(Data about app and page elements)
>>

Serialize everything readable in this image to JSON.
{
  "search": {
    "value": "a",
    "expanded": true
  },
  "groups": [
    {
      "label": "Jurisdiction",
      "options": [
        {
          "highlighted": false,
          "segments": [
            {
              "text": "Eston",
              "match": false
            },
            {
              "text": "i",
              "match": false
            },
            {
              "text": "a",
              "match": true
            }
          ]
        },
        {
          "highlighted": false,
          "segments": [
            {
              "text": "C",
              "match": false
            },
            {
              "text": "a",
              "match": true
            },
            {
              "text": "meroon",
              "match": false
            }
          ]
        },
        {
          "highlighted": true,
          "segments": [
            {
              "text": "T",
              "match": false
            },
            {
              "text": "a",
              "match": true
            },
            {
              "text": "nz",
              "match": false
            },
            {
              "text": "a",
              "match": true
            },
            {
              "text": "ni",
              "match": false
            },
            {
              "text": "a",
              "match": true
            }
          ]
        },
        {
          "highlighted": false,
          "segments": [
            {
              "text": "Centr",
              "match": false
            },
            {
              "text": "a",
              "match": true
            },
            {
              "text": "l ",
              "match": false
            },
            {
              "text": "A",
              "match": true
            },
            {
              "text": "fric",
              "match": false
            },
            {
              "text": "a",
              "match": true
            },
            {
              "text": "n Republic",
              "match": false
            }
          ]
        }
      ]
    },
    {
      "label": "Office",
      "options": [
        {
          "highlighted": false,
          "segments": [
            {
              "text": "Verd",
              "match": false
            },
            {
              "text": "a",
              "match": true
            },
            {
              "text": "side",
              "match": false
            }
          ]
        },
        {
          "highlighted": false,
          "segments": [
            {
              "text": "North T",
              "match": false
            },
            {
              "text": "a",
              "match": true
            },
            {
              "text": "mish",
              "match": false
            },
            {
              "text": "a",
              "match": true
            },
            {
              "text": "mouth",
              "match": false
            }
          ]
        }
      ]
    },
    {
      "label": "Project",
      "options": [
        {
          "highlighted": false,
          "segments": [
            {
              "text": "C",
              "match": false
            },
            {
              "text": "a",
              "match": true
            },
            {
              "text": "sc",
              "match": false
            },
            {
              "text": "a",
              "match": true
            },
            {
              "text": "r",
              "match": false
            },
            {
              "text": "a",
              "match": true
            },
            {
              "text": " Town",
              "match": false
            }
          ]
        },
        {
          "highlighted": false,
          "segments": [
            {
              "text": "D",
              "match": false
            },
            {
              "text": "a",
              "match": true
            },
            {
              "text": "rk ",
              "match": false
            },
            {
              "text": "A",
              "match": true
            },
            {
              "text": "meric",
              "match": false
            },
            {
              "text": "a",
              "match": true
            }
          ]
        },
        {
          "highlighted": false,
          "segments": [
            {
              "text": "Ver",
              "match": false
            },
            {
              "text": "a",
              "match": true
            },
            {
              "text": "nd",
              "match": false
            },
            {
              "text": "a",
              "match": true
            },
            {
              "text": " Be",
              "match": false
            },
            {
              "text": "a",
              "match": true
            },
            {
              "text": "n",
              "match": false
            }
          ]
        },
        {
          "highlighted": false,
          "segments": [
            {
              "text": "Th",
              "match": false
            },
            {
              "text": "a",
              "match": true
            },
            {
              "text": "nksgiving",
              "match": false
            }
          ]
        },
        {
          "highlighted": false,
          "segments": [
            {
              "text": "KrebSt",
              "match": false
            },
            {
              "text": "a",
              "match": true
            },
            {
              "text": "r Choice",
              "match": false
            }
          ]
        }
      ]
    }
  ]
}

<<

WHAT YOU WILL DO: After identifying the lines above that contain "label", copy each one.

EXPECTED OUTPUT:
      "label": "Jurisdiction",
      "label": "Office",
      "label": "Project",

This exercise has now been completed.